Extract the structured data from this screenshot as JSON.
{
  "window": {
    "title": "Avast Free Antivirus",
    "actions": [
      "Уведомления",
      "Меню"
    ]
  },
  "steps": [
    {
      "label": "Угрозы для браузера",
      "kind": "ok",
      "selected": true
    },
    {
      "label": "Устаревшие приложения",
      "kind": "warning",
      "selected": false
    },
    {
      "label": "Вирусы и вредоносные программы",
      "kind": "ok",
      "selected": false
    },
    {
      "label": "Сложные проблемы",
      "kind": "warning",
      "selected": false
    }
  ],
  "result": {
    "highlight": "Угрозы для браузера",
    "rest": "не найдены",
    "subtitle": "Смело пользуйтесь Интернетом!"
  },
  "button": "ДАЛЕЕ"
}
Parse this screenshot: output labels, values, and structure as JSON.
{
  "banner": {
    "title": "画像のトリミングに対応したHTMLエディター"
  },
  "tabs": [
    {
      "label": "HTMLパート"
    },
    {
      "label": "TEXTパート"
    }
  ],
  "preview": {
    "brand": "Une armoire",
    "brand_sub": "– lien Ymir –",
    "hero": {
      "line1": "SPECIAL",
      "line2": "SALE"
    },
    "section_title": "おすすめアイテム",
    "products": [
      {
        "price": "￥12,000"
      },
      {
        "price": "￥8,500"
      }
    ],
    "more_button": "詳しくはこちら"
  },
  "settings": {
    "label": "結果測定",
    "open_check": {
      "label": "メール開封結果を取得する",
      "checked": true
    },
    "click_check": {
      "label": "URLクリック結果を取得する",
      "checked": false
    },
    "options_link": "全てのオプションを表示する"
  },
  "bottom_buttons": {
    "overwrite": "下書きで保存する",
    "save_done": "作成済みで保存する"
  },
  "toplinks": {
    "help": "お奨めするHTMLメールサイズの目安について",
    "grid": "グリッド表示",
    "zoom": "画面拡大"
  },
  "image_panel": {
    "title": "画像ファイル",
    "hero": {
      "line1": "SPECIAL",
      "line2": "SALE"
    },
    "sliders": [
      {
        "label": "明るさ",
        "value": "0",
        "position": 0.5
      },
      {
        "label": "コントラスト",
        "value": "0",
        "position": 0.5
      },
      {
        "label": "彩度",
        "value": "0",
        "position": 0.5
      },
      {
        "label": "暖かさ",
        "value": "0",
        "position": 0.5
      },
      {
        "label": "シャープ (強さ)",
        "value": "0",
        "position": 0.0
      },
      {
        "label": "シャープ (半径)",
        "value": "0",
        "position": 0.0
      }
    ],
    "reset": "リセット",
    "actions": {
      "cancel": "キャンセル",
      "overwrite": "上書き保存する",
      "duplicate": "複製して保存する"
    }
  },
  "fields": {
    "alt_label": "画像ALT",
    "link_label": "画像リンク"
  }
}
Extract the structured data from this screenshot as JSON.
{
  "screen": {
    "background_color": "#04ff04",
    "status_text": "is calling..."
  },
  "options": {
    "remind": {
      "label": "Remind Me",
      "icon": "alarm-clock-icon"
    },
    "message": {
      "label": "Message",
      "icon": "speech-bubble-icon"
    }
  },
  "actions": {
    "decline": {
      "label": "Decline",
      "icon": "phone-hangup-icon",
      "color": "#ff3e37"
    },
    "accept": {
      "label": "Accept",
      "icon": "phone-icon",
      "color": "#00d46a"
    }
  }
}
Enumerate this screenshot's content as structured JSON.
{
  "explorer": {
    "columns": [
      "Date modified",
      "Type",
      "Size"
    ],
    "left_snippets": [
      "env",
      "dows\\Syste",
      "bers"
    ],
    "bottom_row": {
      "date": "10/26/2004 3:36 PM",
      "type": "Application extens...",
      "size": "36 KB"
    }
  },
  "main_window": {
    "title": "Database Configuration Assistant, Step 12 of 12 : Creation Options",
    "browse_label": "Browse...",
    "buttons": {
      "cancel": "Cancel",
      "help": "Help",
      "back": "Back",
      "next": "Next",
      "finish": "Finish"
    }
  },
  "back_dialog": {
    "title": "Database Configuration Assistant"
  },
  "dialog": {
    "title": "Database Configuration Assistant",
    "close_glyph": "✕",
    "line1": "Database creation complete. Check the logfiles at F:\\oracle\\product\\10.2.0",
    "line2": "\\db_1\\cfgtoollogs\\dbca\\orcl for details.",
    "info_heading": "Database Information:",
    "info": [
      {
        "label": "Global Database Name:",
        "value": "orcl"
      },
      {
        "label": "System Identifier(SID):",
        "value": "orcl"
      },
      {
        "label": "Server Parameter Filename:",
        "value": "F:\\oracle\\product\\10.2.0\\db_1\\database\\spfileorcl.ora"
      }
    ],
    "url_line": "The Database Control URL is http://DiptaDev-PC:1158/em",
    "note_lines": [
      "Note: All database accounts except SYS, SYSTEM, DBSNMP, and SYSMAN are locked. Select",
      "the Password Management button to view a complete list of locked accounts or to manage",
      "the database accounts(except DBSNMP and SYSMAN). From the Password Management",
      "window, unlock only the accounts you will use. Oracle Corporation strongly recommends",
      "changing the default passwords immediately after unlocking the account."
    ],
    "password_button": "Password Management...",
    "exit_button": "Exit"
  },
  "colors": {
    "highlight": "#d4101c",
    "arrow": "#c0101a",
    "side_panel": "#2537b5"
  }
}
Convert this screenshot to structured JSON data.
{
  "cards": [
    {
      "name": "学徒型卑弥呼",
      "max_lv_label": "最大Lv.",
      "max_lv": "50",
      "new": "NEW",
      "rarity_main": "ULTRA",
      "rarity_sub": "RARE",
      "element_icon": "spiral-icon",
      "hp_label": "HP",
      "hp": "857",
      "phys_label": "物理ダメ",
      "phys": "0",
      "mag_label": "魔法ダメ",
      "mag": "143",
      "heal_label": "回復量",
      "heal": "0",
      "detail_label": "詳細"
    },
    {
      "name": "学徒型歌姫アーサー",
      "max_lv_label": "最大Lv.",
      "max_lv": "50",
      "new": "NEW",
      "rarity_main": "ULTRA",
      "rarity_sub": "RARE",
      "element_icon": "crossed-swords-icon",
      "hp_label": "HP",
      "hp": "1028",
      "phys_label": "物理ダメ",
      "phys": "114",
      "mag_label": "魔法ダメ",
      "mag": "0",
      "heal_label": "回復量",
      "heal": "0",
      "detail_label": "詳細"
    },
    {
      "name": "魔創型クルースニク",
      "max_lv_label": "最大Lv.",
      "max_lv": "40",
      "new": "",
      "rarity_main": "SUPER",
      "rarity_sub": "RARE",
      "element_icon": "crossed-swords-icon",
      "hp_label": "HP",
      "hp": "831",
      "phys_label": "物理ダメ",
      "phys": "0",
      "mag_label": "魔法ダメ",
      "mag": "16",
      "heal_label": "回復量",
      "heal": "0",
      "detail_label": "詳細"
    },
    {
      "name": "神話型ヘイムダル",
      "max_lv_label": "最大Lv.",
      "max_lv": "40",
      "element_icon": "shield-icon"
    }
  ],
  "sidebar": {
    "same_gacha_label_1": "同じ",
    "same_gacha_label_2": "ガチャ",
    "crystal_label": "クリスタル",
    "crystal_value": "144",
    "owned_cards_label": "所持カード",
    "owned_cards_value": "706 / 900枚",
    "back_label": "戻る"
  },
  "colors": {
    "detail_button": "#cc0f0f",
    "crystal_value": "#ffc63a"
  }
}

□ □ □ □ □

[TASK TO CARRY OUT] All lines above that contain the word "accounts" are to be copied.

[ANSWER BOX]
      "Note: All database accounts except SYS, SYSTEM, DBSNMP, and SYSMAN are locked. Select",
      "the Password Management button to view a complete list of locked accounts or to manage",
      "the database accounts(except DBSNMP and SYSMAN). From the Password Management",
      "window, unlock only the accounts you will use. Oracle Corporation strongly recommends",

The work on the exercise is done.